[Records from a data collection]
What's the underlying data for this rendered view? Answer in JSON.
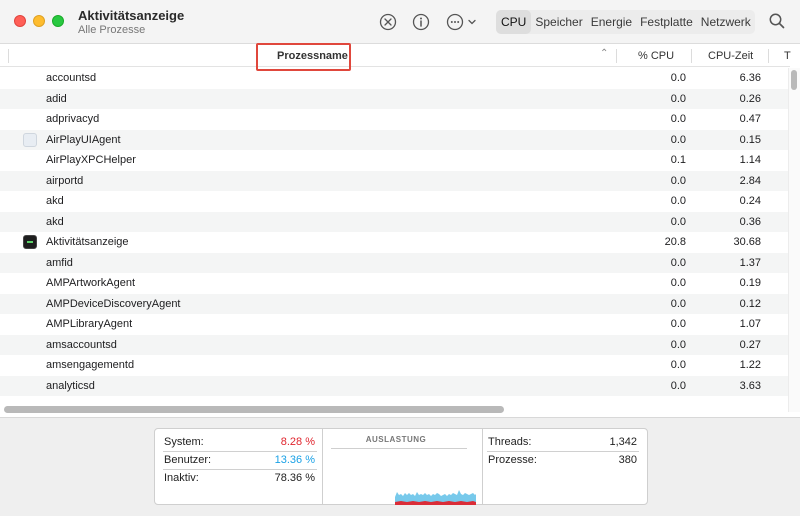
{
  "window": {
    "title": "Aktivitätsanzeige",
    "subtitle": "Alle Prozesse"
  },
  "toolbar": {
    "stop_icon": "x-circle-icon",
    "info_icon": "info-icon",
    "more_icon": "ellipsis-circle-icon",
    "search_icon": "magnifier-icon"
  },
  "tabs": [
    {
      "label": "CPU",
      "active": true
    },
    {
      "label": "Speicher",
      "active": false
    },
    {
      "label": "Energie",
      "active": false
    },
    {
      "label": "Festplatte",
      "active": false
    },
    {
      "label": "Netzwerk",
      "active": false
    }
  ],
  "table": {
    "columns": {
      "name": "Prozessname",
      "cpu": "% CPU",
      "time": "CPU-Zeit",
      "extra": "T"
    },
    "rows": [
      {
        "name": "accountsd",
        "cpu": "0.0",
        "time": "6.36",
        "icon": ""
      },
      {
        "name": "adid",
        "cpu": "0.0",
        "time": "0.26",
        "icon": ""
      },
      {
        "name": "adprivacyd",
        "cpu": "0.0",
        "time": "0.47",
        "icon": ""
      },
      {
        "name": "AirPlayUIAgent",
        "cpu": "0.0",
        "time": "0.15",
        "icon": "generic"
      },
      {
        "name": "AirPlayXPCHelper",
        "cpu": "0.1",
        "time": "1.14",
        "icon": ""
      },
      {
        "name": "airportd",
        "cpu": "0.0",
        "time": "2.84",
        "icon": ""
      },
      {
        "name": "akd",
        "cpu": "0.0",
        "time": "0.24",
        "icon": ""
      },
      {
        "name": "akd",
        "cpu": "0.0",
        "time": "0.36",
        "icon": ""
      },
      {
        "name": "Aktivitätsanzeige",
        "cpu": "20.8",
        "time": "30.68",
        "icon": "terminal"
      },
      {
        "name": "amfid",
        "cpu": "0.0",
        "time": "1.37",
        "icon": ""
      },
      {
        "name": "AMPArtworkAgent",
        "cpu": "0.0",
        "time": "0.19",
        "icon": ""
      },
      {
        "name": "AMPDeviceDiscoveryAgent",
        "cpu": "0.0",
        "time": "0.12",
        "icon": ""
      },
      {
        "name": "AMPLibraryAgent",
        "cpu": "0.0",
        "time": "1.07",
        "icon": ""
      },
      {
        "name": "amsaccountsd",
        "cpu": "0.0",
        "time": "0.27",
        "icon": ""
      },
      {
        "name": "amsengagementd",
        "cpu": "0.0",
        "time": "1.22",
        "icon": ""
      },
      {
        "name": "analyticsd",
        "cpu": "0.0",
        "time": "3.63",
        "icon": ""
      }
    ]
  },
  "summary": {
    "system_label": "System:",
    "system_value": "8.28 %",
    "user_label": "Benutzer:",
    "user_value": "13.36 %",
    "idle_label": "Inaktiv:",
    "idle_value": "78.36 %",
    "graph_title": "AUSLASTUNG",
    "threads_label": "Threads:",
    "threads_value": "1,342",
    "processes_label": "Prozesse:",
    "processes_value": "380"
  },
  "colors": {
    "system": "#e0252e",
    "user": "#1aa1e6",
    "highlight": "#e0473c"
  }
}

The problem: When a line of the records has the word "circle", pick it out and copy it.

Finished task:
    "stop_icon": "x-circle-icon",
    "more_icon": "ellipsis-circle-icon",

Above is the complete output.